BANGKOK (Reuters) - Thailand’s king has pardoned a U.S. citizen who was jailed for two and a half years last December for insulting the monarchy, a case that prompted rare U.S. criticism of its Southeast Asian ally, and calls for it to respect freedom of expression.
Thai-born Lerpong Wichaikhammat, 55, also known as Joe Gordon, had pleaded guilty to using the Internet to spread information that insulted the monarchy, charges stemming from material posted on his blog in the United States.
“Joe Gordon was granted a royal pardon and released from jail on Tuesday night,” Walter Braunohler, a spokesman at the U.S embassy in Bangkok, said on Wednesday.
The case highlighted Thailand’s extensive use of the world’s most draconian lese-majeste laws to stamp out even the faintest criticism of 84-year-old King Bhumibol Adulyadej, the world’s longest-reigning monarch.
Human rights groups had hoped Prime Minister Yingluck Shinawatra, some of whose party members are among those accused of lese-majeste, would reform the law after winning the election last year. But she is treading carefully, aware that her opponents in the military and royalist establishment could seize on any hint of disloyalty to the monarchy to bring her down.
“We urge Thai authorities on a regular basis, both privately and publicly, to ensure that freedom of expression is protected in accordance with international obligations,” embassy spokesman Braunohler said.
Lerpong had translated material from a book about the king that is banned in Thailand, and made it available online.
U.S. embassy officials could not say whether he would now return to the United States.
Foreigners found guilty of lese-majeste or insulting the monarchy under a computer crimes law are generally given a royal pardon after serving part of their sentence. A guilty plea at trial tends to help that process.
Lerpong’s pardon comes two months after a Thai man, Amphon Tangnoppaku, died in jail while serving a 20-year sentence after being found guilty of sending text messages deemed threatening to and disrespectful of Queen Sirikit. He denied the charges.

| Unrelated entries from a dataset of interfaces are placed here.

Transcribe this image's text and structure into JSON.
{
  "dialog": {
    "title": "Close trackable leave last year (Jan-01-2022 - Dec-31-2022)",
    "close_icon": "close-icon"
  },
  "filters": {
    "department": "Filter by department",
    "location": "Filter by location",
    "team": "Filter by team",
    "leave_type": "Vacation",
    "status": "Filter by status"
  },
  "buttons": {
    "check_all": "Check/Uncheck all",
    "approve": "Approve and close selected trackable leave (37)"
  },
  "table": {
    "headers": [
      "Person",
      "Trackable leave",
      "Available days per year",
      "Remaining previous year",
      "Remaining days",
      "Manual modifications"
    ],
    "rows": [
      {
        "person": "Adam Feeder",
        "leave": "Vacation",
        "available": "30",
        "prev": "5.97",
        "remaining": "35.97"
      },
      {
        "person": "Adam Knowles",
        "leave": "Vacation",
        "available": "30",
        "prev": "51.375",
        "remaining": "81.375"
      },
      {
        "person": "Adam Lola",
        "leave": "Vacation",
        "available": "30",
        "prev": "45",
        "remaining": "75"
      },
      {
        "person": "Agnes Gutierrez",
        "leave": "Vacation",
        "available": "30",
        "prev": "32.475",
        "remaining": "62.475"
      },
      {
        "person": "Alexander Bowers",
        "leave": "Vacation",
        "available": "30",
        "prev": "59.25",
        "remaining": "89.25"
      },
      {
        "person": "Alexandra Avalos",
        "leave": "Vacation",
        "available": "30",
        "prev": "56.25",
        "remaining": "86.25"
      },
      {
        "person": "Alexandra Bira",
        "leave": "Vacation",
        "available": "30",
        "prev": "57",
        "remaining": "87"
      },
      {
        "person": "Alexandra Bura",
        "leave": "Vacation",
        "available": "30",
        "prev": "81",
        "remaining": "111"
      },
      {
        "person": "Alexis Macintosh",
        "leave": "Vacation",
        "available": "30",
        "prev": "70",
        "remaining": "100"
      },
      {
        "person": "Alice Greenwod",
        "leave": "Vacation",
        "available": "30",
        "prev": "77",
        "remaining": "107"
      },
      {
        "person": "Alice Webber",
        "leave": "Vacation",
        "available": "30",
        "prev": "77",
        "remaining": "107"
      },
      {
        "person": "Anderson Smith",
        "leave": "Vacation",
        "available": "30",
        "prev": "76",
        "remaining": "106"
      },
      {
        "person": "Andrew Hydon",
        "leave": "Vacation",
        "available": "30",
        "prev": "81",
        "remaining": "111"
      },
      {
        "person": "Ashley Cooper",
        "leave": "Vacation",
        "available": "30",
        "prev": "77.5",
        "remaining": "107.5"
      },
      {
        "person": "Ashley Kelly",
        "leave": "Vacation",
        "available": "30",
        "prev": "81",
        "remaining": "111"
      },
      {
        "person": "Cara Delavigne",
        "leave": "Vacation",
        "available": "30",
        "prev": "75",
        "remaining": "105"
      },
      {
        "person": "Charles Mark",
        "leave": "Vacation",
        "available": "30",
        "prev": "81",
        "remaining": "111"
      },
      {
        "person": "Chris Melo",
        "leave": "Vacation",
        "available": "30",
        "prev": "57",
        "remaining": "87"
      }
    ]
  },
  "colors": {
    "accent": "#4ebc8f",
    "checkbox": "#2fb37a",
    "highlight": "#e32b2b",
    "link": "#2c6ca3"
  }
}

The death of Amphon, nicknamed “Uncle SMS” by the media, stirred debate over the severity of sentences handed down to those found guilty of insulting the monarchy, with critics saying the law is abused to discredit activists and politicians.
Thailand’s monarch, regarded as almost divine by many in the majority Buddhist country, is in poor health and has been in hospital for almost three years.
His health and succession are sensitive topics. Crown Prince Maha Vajiralongkorn has yet to command the same respect as his father.
Reporting by Amy Sawitta Lefevre; Editing by Alan Raybould